It's big, it's bulky, and it's the best advanced compact we've ever tested (for now). Nikon's Coolpix P7700 sets a new bar for enthusiast point-and-shoots.
Lately, we've noticed a trend here at DCI: As smartphones and tablets continue to gnaw away at the low end of the point-and-shoot market, the big manufacturers are putting more and more effort into advanced compact cameras. That's a great thing for consumers, and it's a trend that's given us some fantastic models already this year, from the Canon G15, to the Sony RX100 and the Olympus XZ-2.
Now, Nikon steps up to the plate with the P7700, the third iteration of the P7xxx series. The new version updates the P7100 with a 12-megapixel CMOS sensor, a bigger grip, a fully articulating LCD, and a significantly brighter 7.1x zoom lens. This market is pretty cut-throat, though, so we got to work testing this Nikon to see if it could hold its ground and back up those awesome specs with similarly awesome performance.
Design & Usability
The P7700 isn't exactly pocket-sized, but the handling is phenomenal.
This camera's 12-megapixel, 1/1.7-inch CMOS sensor and its 28-200mm (effective) f/2.0-4.0 zoom lens are not exactly cutting edge, but they don't need to be. They simply get the job done, and do it as well as virtually any other advanced compact camera out there today. The longer-than-average 7.1x zoom range requires a larger body, and Nikon goes all-in, adding a big grip and an articulating LCD to create the largest advanced compact out there (aside from the mammoth Canon G1 X). The upshot? It's by far the most comfortable of its kind, though no doubt some will complain about its lack of pocketability.

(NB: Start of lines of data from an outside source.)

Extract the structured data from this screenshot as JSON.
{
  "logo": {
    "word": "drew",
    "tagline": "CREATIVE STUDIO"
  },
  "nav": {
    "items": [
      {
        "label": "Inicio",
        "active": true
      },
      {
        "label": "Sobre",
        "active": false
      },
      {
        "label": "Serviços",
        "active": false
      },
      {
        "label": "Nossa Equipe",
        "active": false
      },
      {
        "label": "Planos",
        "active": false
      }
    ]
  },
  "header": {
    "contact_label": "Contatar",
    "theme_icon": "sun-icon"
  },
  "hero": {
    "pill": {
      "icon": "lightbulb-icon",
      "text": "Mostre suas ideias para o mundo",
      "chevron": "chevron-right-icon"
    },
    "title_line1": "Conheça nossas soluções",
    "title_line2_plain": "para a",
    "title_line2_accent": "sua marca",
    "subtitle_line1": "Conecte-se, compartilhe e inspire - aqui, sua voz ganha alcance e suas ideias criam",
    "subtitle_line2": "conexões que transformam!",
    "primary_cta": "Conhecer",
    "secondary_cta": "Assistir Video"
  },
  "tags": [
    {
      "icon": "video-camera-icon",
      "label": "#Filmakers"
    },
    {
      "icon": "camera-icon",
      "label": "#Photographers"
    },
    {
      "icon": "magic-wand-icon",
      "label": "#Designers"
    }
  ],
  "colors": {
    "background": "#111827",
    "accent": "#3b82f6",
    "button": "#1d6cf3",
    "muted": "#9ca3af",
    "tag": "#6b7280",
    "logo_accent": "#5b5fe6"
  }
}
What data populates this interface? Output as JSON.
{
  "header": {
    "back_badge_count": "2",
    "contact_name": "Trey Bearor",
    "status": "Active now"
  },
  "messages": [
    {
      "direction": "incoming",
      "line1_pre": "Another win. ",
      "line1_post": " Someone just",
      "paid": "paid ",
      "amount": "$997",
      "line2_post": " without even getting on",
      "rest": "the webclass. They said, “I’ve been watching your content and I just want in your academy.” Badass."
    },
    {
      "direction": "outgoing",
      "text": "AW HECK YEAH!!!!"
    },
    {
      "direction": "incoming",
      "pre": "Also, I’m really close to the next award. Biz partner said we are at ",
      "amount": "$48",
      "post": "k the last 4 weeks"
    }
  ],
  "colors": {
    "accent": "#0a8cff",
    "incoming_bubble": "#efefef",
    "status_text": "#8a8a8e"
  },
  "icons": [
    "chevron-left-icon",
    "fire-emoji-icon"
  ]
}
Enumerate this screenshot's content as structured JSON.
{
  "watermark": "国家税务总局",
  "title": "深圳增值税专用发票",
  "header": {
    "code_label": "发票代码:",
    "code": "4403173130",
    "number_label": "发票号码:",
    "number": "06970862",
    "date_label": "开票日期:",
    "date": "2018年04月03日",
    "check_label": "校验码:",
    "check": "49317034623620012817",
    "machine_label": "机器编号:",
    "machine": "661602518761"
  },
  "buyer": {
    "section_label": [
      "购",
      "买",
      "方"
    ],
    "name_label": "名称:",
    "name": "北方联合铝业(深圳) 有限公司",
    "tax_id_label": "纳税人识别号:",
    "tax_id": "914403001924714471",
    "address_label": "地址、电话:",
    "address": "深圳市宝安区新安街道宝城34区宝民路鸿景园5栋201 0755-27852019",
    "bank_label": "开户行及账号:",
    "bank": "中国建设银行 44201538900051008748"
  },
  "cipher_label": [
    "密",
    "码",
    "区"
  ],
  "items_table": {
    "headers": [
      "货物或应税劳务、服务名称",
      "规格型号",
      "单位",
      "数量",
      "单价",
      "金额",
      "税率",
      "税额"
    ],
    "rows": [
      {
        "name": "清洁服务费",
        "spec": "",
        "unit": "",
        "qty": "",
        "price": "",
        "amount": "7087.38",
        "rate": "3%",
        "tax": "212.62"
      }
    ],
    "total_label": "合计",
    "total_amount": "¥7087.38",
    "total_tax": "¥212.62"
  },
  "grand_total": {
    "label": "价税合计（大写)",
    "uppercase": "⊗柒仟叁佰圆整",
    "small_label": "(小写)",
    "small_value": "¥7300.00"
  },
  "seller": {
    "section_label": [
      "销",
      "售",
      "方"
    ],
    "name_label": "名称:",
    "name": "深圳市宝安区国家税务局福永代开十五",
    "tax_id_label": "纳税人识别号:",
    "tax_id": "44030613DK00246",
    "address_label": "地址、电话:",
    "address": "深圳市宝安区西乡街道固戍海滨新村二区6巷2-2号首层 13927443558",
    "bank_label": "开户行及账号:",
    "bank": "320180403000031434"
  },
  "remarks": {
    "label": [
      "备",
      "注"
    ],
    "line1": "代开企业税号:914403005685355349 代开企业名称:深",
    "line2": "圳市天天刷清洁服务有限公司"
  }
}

Here a button, there a button, everywhere a button button...
The P7700 never shies away from offering three or four options where one or two would do. From its white balance to its special effects, from its customizable controls to its articulating screen, this is a camera that adjusts to suit its user—not the other way around. If users are intimidated by the massive feature set, fully automatic shooting modes come to the rescue. But the array of physical controls will take some time to master, no matter how you're shooting.
Best or near the top in almost every category
Image quality is a complex equation incorporating many factors. Some cameras master one function while failing in another. Results are frequently quite mixed. We haven't found a camera yet that gets everything right, but the P7700 makes a great effort. Sharpness is very impressive, and more importantly, it achieves its results without resorting to excessive software-based JPEG sharpening. Color accuracy is among the best we've seen, distortions are minimal, and noise and dynamic range performance are among the best in the class. Of course, there are still areas to improve: Automatic white balance is a mess, and video performance has a long way to go.
The Nikon Coolpix P7700 is a horse of a different, better color.
What makes a great advanced compact camera? Image quality is the first thing that springs to mind: What use is a camera that takes bad photos? But this is not the only concern. Comfortable handling and a friendly user interface are just as critical, as the Sony RX100 illustrates. All the image quality in the world might not sway a buyer if the camera feels like a slippery bar of soap.
While the P7700 isn’t the best in many of the categories we test, it’s one of the best in virtually all of them. Some competitors might be slightly sharper, have marginally better noise performance, or a little higher dynamic range, but this Nikon's overall output is definitely among the best in its class. Ultimately it succeeds—at least in terms of image quality—on the sum of its parts, rather than individual features. Add to that the wonderful variety of manual control, customization, and excellent handling, and the P7700 is the complete package.